The Red Jumpsuit Apparatus
Don't You Fake It - Virgin Records
In today’s overcrowded pool of new music and new bands, it is sometimes hard to make a splash and stand out as a new band. That’s why you need a hook to grab the listener’s attention immediately, before they even hear the music. Imagine for a second walking down a CD aisle in your favorite store, looking for a new band – the things that jump out are you are either A) great artwork B) a random promotional sticker slapped across the front or C) an innovative and memorable name. The Red Jumpsuit Apparatus have that memorable name to grab the passer-by’s attention. Right there, the band has a foot in the door, and the instant you throw in Don’t You Fake It you have a comforting feeling of familiarity – which both hurts and helps the album at times.
The Red Jumpsuit Apparatus are attempting to jump into an already overcrowded pool of forgettable pop-punk/emo bands. Arriving a little too late to make a giant splash, but strong enough to make a ripple. It’s an album you feel you’ve heard a million times before thanks to labels like Victory or Warcon with a tinge of the Triple Crown flock.
Still, it seems as if Red Jumpsuit Apparatus knows that the pool is getting crowded, so on top of the necessary screams and the melodic yet hard hitting guitar riffs that is so important in today’s platinum-selling albums, they are able to put enough of an unique spin in their songs to make the listener keep coming back to it. Even if it’s only for a few songs at a time. There’s the slow, piano-driven ballard Cat And Mouse along with the moving, acousticGuardian Angel to slow the album down a bit, showing that Ronnie Winter is able to do more than one thing with his voice. After all, they are a big leap from the heavy Silverstein-like Atrophy and In Fate’s Hands. Still, Face Down takes the perfect ten on the album with a tense beat, keyboard melody, and the best hook on the album in the chorus “Do you feel like a man, when you push her around? / Do you feel better now, as she falls to the ground?”
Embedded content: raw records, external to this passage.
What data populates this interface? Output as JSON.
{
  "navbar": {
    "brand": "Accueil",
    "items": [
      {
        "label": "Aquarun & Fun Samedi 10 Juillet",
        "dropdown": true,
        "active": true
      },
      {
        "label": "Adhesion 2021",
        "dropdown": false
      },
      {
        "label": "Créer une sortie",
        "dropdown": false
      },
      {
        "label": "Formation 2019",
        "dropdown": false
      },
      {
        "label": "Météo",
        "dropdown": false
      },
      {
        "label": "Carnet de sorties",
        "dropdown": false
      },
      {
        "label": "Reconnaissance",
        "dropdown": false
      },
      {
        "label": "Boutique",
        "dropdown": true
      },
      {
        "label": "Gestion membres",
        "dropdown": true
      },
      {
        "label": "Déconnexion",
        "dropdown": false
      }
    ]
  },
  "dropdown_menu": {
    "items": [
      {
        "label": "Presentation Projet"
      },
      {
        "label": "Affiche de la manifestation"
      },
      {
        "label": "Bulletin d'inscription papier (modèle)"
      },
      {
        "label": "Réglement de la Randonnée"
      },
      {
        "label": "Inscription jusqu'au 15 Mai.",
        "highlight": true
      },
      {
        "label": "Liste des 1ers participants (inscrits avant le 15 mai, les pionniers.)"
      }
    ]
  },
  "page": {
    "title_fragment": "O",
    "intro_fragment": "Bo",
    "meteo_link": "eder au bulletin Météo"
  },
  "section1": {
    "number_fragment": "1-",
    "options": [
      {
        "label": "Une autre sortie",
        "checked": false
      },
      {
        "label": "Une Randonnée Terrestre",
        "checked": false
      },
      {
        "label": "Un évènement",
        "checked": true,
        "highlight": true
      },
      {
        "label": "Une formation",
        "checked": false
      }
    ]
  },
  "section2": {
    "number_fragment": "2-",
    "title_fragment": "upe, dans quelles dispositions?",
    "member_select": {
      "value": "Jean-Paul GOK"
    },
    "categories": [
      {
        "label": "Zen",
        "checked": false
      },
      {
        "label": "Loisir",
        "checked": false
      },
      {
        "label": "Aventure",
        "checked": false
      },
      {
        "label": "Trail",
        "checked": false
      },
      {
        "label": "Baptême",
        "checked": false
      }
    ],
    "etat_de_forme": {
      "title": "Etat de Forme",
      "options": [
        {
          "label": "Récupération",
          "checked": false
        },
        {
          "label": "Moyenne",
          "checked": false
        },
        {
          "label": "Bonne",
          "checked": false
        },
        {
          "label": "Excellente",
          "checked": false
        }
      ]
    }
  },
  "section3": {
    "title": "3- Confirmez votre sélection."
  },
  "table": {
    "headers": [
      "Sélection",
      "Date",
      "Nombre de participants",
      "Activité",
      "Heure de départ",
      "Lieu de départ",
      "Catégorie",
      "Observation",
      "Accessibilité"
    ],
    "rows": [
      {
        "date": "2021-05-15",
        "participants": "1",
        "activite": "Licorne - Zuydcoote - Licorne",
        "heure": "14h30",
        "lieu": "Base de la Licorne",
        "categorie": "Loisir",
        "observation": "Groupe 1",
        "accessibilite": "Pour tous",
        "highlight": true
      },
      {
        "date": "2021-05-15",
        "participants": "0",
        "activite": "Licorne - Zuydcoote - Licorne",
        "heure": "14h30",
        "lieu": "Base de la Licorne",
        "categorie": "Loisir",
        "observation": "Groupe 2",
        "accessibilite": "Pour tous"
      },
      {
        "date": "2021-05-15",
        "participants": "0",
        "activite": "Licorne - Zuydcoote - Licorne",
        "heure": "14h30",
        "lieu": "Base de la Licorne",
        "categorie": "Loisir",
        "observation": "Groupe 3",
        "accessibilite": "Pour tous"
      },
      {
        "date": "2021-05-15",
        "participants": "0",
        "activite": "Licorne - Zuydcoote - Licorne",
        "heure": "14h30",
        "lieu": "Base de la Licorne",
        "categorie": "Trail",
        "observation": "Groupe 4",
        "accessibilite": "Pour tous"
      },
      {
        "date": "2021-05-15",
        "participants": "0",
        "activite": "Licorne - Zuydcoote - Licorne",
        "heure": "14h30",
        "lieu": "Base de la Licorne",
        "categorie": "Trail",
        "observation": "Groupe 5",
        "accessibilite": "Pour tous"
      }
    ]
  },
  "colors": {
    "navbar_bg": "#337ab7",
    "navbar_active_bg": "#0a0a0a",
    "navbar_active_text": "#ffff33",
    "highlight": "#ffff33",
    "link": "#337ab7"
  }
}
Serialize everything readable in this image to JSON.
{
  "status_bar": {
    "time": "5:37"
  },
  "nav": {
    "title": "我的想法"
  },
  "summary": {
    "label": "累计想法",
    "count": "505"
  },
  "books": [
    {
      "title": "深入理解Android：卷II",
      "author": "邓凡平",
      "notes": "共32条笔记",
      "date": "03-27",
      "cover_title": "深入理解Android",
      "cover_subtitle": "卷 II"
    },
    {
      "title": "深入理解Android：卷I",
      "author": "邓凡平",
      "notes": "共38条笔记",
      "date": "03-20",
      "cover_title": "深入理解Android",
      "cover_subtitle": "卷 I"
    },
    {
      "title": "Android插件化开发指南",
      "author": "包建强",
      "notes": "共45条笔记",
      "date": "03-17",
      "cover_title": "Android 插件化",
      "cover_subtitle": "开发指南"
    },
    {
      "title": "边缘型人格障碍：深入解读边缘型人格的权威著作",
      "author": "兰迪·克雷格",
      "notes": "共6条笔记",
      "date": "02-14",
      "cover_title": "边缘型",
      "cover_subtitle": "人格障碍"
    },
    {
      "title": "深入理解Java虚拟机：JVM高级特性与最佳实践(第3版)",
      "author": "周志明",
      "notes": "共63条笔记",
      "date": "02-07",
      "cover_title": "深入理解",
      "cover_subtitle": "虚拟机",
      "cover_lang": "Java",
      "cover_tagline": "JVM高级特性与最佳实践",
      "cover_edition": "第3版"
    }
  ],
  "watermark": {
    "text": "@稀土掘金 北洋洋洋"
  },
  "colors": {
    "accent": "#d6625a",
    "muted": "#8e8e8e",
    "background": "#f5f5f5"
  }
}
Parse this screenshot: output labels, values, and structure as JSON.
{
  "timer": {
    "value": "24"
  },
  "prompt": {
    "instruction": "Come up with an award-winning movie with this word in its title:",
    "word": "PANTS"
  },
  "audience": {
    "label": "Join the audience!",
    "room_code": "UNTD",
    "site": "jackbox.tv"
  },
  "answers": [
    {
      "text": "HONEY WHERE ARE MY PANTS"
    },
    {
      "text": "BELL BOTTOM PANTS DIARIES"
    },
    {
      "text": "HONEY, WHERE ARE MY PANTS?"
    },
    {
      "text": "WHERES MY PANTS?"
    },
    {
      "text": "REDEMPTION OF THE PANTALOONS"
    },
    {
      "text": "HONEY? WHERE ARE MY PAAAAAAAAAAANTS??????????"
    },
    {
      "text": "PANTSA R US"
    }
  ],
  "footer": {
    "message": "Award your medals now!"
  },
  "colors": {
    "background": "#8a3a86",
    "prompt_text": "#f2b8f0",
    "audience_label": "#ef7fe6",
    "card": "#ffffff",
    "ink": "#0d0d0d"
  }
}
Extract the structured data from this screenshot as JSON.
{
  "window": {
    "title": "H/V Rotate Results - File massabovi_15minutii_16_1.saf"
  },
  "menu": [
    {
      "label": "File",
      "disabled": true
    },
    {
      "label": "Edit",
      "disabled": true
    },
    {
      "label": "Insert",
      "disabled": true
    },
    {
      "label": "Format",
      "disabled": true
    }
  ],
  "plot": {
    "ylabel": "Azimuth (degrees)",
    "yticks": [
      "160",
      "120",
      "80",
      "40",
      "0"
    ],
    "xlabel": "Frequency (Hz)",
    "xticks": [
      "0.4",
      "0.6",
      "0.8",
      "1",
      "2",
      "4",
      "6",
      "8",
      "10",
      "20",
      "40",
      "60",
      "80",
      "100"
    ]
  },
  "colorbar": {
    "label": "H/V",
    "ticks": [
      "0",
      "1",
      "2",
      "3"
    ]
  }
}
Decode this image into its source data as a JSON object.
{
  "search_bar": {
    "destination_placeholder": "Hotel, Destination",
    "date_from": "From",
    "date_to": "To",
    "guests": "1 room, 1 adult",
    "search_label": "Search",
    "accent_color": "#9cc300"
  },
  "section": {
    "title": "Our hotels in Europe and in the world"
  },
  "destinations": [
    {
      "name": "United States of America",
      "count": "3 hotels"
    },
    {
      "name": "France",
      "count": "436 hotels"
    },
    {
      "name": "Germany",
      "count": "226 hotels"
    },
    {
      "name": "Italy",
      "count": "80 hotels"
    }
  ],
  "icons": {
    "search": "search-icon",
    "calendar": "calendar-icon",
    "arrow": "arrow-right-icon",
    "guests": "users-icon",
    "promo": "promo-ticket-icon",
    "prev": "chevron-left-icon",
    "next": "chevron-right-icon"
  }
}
Don’t You Fake It is a promising, if albeit slightly predictable album. The biggest fault in the album is just that they were a little late in jumping into the pool. What would’ve been held as innovative and creative a few years ago is now just generic and repetitive; still, the Florida natives have made an album that is able to ripple the waters and if the emo trend continues for a few more years and the band hones their writing skill, I’m sure their follow up will be making a splash to remember.